▶ **Work task**
Type out the entries below again, character for character.

-------

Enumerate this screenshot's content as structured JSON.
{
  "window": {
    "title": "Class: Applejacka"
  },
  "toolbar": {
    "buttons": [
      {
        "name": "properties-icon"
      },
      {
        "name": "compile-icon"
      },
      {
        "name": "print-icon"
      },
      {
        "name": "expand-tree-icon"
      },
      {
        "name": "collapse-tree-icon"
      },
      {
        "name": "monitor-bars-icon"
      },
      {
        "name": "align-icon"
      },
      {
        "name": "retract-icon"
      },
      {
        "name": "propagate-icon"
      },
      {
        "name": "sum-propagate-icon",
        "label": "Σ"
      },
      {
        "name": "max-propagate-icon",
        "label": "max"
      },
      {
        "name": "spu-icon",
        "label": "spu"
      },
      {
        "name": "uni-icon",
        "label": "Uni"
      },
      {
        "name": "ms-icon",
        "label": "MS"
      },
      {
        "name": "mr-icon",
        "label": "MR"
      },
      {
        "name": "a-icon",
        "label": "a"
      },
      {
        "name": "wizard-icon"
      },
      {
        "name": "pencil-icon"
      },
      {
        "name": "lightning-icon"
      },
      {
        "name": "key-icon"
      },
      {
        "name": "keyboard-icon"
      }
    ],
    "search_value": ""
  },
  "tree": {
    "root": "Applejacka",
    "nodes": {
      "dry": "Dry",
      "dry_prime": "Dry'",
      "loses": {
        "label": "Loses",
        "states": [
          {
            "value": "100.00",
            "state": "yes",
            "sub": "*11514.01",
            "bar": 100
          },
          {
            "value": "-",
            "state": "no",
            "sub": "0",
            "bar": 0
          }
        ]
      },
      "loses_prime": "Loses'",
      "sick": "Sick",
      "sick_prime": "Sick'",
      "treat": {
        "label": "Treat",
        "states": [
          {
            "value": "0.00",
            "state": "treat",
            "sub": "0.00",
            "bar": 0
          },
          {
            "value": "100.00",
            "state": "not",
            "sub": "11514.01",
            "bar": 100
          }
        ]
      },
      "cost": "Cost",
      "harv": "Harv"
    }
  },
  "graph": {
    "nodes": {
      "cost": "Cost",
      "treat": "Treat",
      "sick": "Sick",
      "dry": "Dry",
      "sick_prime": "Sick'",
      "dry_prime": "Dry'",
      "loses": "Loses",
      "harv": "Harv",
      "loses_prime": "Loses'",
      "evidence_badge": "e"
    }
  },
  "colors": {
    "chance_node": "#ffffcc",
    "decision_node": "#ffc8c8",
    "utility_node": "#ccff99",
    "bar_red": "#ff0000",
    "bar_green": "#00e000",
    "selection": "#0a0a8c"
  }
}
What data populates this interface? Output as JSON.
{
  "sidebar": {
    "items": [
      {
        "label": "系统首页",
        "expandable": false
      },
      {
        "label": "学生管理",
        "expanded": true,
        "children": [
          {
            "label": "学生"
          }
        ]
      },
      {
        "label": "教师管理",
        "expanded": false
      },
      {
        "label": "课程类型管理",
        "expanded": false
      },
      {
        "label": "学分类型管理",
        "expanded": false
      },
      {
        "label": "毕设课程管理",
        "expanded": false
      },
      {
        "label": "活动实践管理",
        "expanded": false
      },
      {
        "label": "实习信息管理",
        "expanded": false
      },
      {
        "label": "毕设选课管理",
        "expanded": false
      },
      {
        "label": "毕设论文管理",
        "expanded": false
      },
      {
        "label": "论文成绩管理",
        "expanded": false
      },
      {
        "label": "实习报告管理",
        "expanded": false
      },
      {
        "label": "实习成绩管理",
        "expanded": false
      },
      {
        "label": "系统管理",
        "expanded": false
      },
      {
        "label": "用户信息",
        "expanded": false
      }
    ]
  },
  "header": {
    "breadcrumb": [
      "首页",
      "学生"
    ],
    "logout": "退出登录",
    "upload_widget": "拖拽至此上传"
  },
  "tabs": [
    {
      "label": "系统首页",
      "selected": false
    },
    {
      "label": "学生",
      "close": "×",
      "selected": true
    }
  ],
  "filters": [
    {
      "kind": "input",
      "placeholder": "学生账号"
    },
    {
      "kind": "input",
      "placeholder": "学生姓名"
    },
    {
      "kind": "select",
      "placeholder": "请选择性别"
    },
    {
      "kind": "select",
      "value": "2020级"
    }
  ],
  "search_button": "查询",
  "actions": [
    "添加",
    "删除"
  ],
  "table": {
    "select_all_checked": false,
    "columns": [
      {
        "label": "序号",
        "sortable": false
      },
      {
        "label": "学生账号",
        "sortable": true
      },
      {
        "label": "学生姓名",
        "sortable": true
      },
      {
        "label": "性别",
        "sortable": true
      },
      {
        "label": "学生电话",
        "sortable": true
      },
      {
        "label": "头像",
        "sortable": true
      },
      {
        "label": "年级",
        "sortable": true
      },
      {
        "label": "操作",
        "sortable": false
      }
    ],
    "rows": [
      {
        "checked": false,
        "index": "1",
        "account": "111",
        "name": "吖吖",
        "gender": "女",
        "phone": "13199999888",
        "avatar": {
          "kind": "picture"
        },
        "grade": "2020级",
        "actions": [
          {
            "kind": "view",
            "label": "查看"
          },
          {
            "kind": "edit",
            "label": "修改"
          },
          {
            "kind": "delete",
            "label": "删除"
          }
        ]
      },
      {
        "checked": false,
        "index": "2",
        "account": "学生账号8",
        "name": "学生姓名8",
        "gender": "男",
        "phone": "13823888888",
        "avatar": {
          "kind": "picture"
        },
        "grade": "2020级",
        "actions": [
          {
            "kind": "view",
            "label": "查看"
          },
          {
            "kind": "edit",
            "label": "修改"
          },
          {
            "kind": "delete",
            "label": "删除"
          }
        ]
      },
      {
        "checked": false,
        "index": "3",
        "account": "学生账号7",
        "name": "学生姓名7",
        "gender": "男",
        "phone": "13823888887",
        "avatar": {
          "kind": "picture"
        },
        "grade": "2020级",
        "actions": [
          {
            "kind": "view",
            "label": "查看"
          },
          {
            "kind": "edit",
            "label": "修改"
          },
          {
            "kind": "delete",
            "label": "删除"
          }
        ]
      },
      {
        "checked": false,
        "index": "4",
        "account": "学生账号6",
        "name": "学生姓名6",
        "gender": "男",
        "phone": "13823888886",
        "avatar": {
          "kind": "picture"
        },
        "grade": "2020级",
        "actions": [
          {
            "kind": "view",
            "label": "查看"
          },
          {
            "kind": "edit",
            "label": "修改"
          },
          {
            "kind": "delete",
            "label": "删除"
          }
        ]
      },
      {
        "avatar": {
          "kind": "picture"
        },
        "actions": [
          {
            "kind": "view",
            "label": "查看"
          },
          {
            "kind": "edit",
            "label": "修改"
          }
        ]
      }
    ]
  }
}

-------

▶ **Solution for this problem**
Enumerate this screenshot's content as structured JSON.
{
  "window": {
    "title": "Class: Applejacka"
  },
  "toolbar": {
    "buttons": [
      {
        "name": "properties-icon"
      },
      {
        "name": "compile-icon"
      },
      {
        "name": "print-icon"
      },
      {
        "name": "expand-tree-icon"
      },
      {
        "name": "collapse-tree-icon"
      },
      {
        "name": "monitor-bars-icon"
      },
      {
        "name": "align-icon"
      },
      {
        "name": "retract-icon"
      },
      {
        "name": "propagate-icon"
      },
      {
        "name": "sum-propagate-icon",
        "label": "Σ"
      },
      {
        "name": "max-propagate-icon",
        "label": "max"
      },
      {
        "name": "spu-icon",
        "label": "spu"
      },
      {
        "name": "uni-icon",
        "label": "Uni"
      },
      {
        "name": "ms-icon",
        "label": "MS"
      },
      {
        "name": "mr-icon",
        "label": "MR"
      },
      {
        "name": "a-icon",
        "label": "a"
      },
      {
        "name": "wizard-icon"
      },
      {
        "name": "pencil-icon"
      },
      {
        "name": "lightning-icon"
      },
      {
        "name": "key-icon"
      },
      {
        "name": "keyboard-icon"
      }
    ],
    "search_value": ""
  },
  "tree": {
    "root": "Applejacka",
    "nodes": {
      "dry": "Dry",
      "dry_prime": "Dry'",
      "loses": {
        "label": "Loses",
        "states": [
          {
            "value": "100.00",
            "state": "yes",
            "sub": "*11514.01",
            "bar": 100
          },
          {
            "value": "-",
            "state": "no",
            "sub": "0",
            "bar": 0
          }
        ]
      },
      "loses_prime": "Loses'",
      "sick": "Sick",
      "sick_prime": "Sick'",
      "treat": {
        "label": "Treat",
        "states": [
          {
            "value": "0.00",
            "state": "treat",
            "sub": "0.00",
            "bar": 0
          },
          {
            "value": "100.00",
            "state": "not",
            "sub": "11514.01",
            "bar": 100
          }
        ]
      },
      "cost": "Cost",
      "harv": "Harv"
    }
  },
  "graph": {
    "nodes": {
      "cost": "Cost",
      "treat": "Treat",
      "sick": "Sick",
      "dry": "Dry",
      "sick_prime": "Sick'",
      "dry_prime": "Dry'",
      "loses": "Loses",
      "harv": "Harv",
      "loses_prime": "Loses'",
      "evidence_badge": "e"
    }
  },
  "colors": {
    "chance_node": "#ffffcc",
    "decision_node": "#ffc8c8",
    "utility_node": "#ccff99",
    "bar_red": "#ff0000",
    "bar_green": "#00e000",
    "selection": "#0a0a8c"
  }
}
What data populates this interface? Output as JSON.
{
  "sidebar": {
    "items": [
      {
        "label": "系统首页",
        "expandable": false
      },
      {
        "label": "学生管理",
        "expanded": true,
        "children": [
          {
            "label": "学生"
          }
        ]
      },
      {
        "label": "教师管理",
        "expanded": false
      },
      {
        "label": "课程类型管理",
        "expanded": false
      },
      {
        "label": "学分类型管理",
        "expanded": false
      },
      {
        "label": "毕设课程管理",
        "expanded": false
      },
      {
        "label": "活动实践管理",
        "expanded": false
      },
      {
        "label": "实习信息管理",
        "expanded": false
      },
      {
        "label": "毕设选课管理",
        "expanded": false
      },
      {
        "label": "毕设论文管理",
        "expanded": false
      },
      {
        "label": "论文成绩管理",
        "expanded": false
      },
      {
        "label": "实习报告管理",
        "expanded": false
      },
      {
        "label": "实习成绩管理",
        "expanded": false
      },
      {
        "label": "系统管理",
        "expanded": false
      },
      {
        "label": "用户信息",
        "expanded": false
      }
    ]
  },
  "header": {
    "breadcrumb": [
      "首页",
      "学生"
    ],
    "logout": "退出登录",
    "upload_widget": "拖拽至此上传"
  },
  "tabs": [
    {
      "label": "系统首页",
      "selected": false
    },
    {
      "label": "学生",
      "close": "×",
      "selected": true
    }
  ],
  "filters": [
    {
      "kind": "input",
      "placeholder": "学生账号"
    },
    {
      "kind": "input",
      "placeholder": "学生姓名"
    },
    {
      "kind": "select",
      "placeholder": "请选择性别"
    },
    {
      "kind": "select",
      "value": "2020级"
    }
  ],
  "search_button": "查询",
  "actions": [
    "添加",
    "删除"
  ],
  "table": {
    "select_all_checked": false,
    "columns": [
      {
        "label": "序号",
        "sortable": false
      },
      {
        "label": "学生账号",
        "sortable": true
      },
      {
        "label": "学生姓名",
        "sortable": true
      },
      {
        "label": "性别",
        "sortable": true
      },
      {
        "label": "学生电话",
        "sortable": true
      },
      {
        "label": "头像",
        "sortable": true
      },
      {
        "label": "年级",
        "sortable": true
      },
      {
        "label": "操作",
        "sortable": false
      }
    ],
    "rows": [
      {
        "checked": false,
        "index": "1",
        "account": "111",
        "name": "吖吖",
        "gender": "女",
        "phone": "13199999888",
        "avatar": {
          "kind": "picture"
        },
        "grade": "2020级",
        "actions": [
          {
            "kind": "view",
            "label": "查看"
          },
          {
            "kind": "edit",
            "label": "修改"
          },
          {
            "kind": "delete",
            "label": "删除"
          }
        ]
      },
      {
        "checked": false,
        "index": "2",
        "account": "学生账号8",
        "name": "学生姓名8",
        "gender": "男",
        "phone": "13823888888",
        "avatar": {
          "kind": "picture"
        },
        "grade": "2020级",
        "actions": [
          {
            "kind": "view",
            "label": "查看"
          },
          {
            "kind": "edit",
            "label": "修改"
          },
          {
            "kind": "delete",
            "label": "删除"
          }
        ]
      },
      {
        "checked": false,
        "index": "3",
        "account": "学生账号7",
        "name": "学生姓名7",
        "gender": "男",
        "phone": "13823888887",
        "avatar": {
          "kind": "picture"
        },
        "grade": "2020级",
        "actions": [
          {
            "kind": "view",
            "label": "查看"
          },
          {
            "kind": "edit",
            "label": "修改"
          },
          {
            "kind": "delete",
            "label": "删除"
          }
        ]
      },
      {
        "checked": false,
        "index": "4",
        "account": "学生账号6",
        "name": "学生姓名6",
        "gender": "男",
        "phone": "13823888886",
        "avatar": {
          "kind": "picture"
        },
        "grade": "2020级",
        "actions": [
          {
            "kind": "view",
            "label": "查看"
          },
          {
            "kind": "edit",
            "label": "修改"
          },
          {
            "kind": "delete",
            "label": "删除"
          }
        ]
      },
      {
        "avatar": {
          "kind": "picture"
        },
        "actions": [
          {
            "kind": "view",
            "label": "查看"
          },
          {
            "kind": "edit",
            "label": "修改"
          }
        ]
      }
    ]
  }
}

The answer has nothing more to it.